For many years, the Book of Hebrews was my favorite book of the Bible. As I've gotten older, I've found it increasingly difficult to understand because it's largely overhearing a sermon to a different congregation in a highly different culture. And yet, we can hear some timeless truths that are as applicable today as they were back then.

Connect Group Questions
  • The author of Hebrews says, “Let us hold fast to this confession” What confession, belief system, or truth do you hold fast to. How does it shape your life?
  • What confession/belief system would you like to release/adopt?
  • When have you found God’s throne to be a “throne of grace?

Week One with Grace Lindvall

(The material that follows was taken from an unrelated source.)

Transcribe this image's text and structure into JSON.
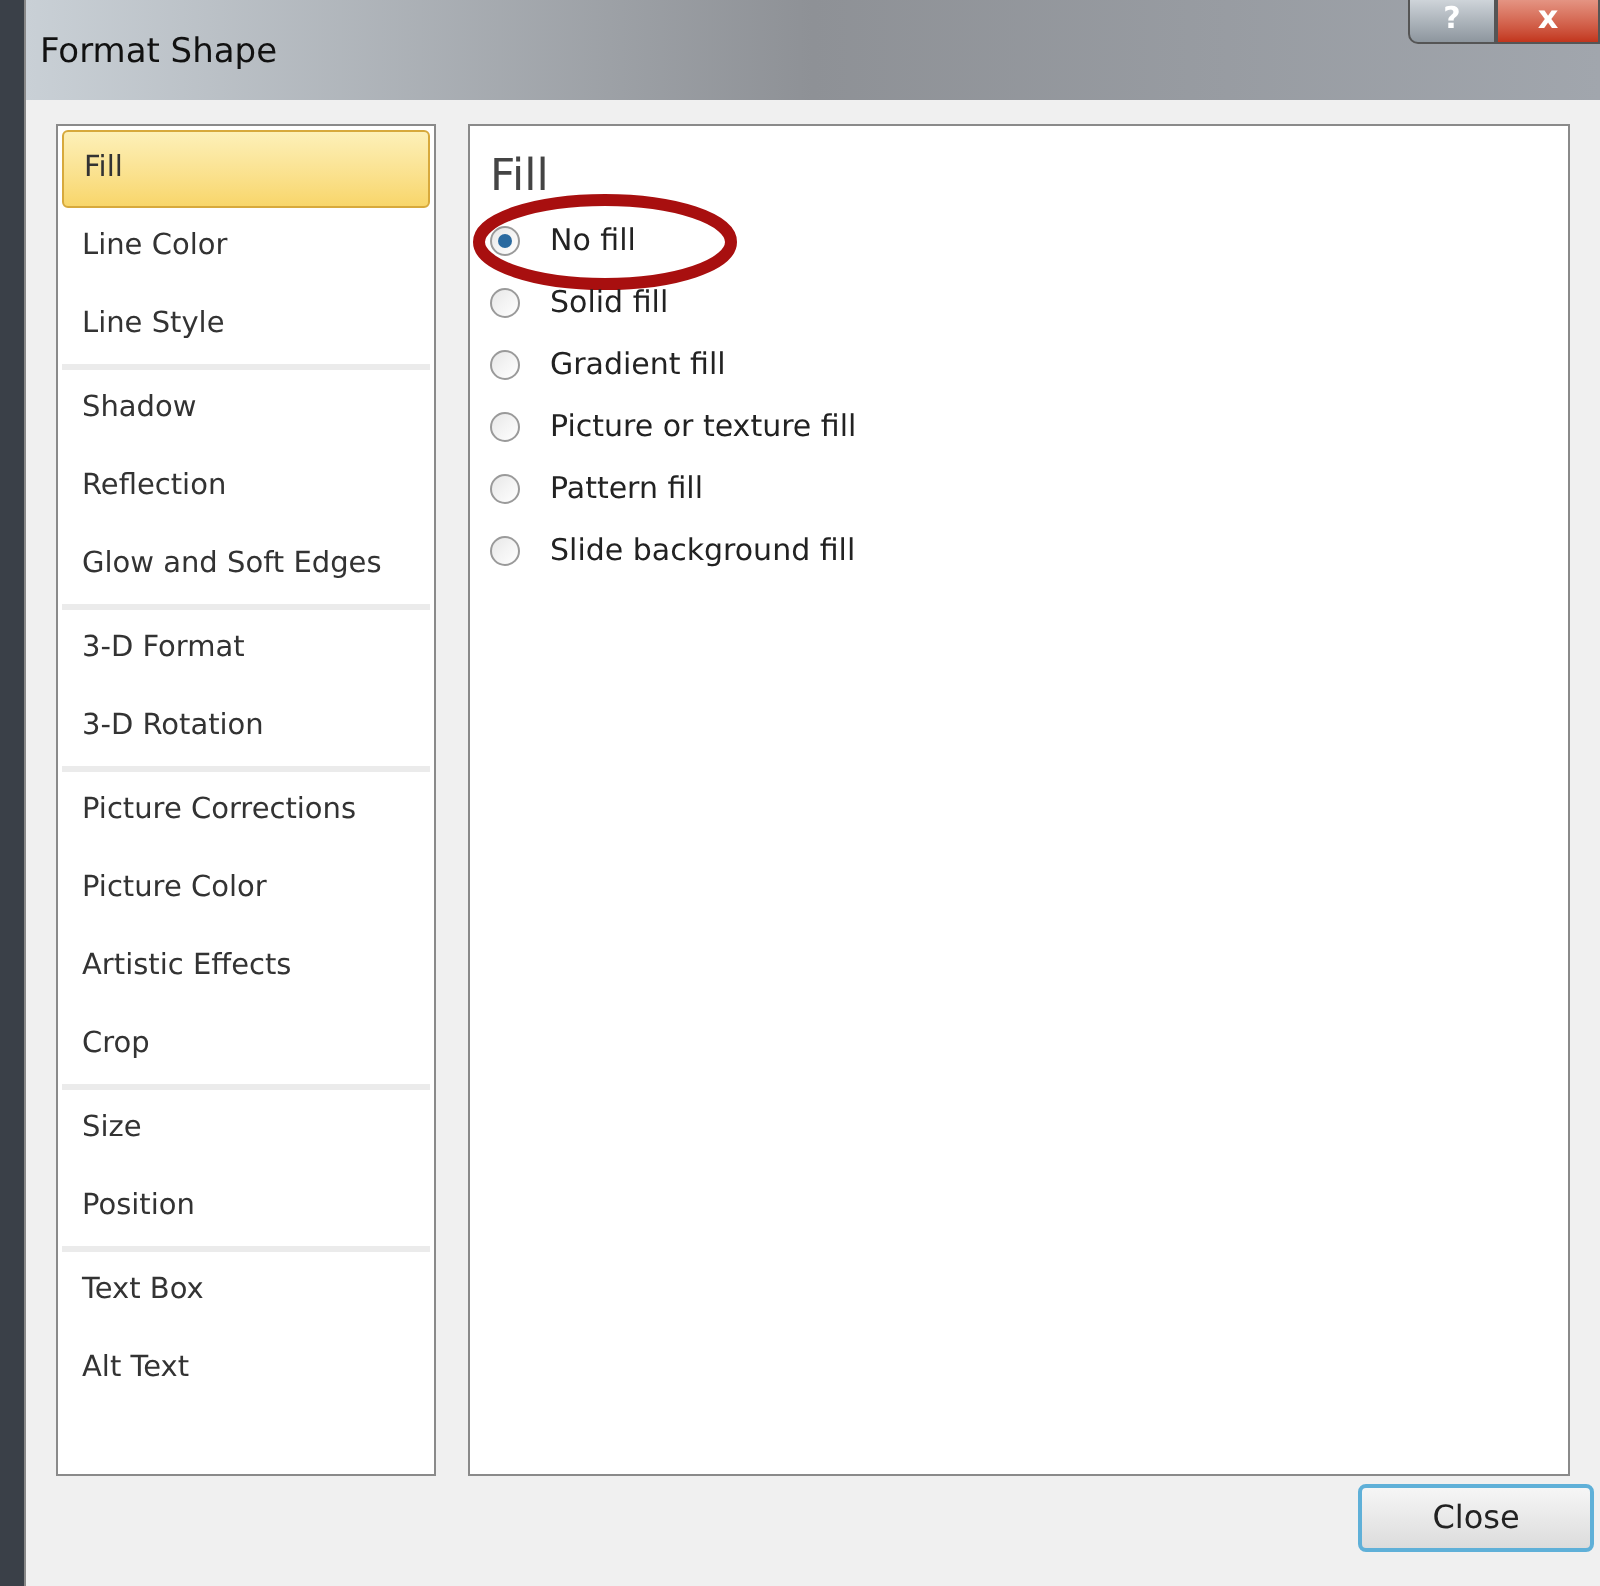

The verses we read today from Hebrews 2 are rich in their beauty and rooted deeply in meaning to the people who hear them. The richness of this text would be hard to capture simply in one 15 minute video or a few words of introduction. However, if you’re like me the words we just read can occasionally be hard to follow, I often prefer the stories that come in the gospel or books like Acts. The poetic praise I find sometimes gets me a bit lost, what does it mean, how do I interpret it, do I need to have a broader theological understanding? The answer plainly, is no. These words are meant to encourage you in your faith. Take them phrase by phrase, verse by verse, what does it mean to you?

This passage is particularly compelling in its encouragement for faith – pushing the Christians to keep pressing on in their faith as well as giving us good reason to trust. The author does not simply tell us to pay attention to our faith but also gives good reason why we should, why Jesus’ life and ministry and power over the world is compelling and of great import. Read these verses slowly and let them comfort you, listen for the good news that is within them – they are filled with good news not judgement, encouragement not reprimand.

Connect Group Questions
  • How do you avoid “drifting” away from your relationship with Christ, the church, or your fellow Christians? In what ways is this challenging?
  • How does or how might your life be changed if you no longer fear death? What does this open your life up to?
  • Where and in what ways do you look for God to show up in your life or in the world? How does God show up in ways you sometimes miss?
  • The writer of Hebrews writes that Jesus is made “perfect in his sufferings” how does that comfort you? Challenge you?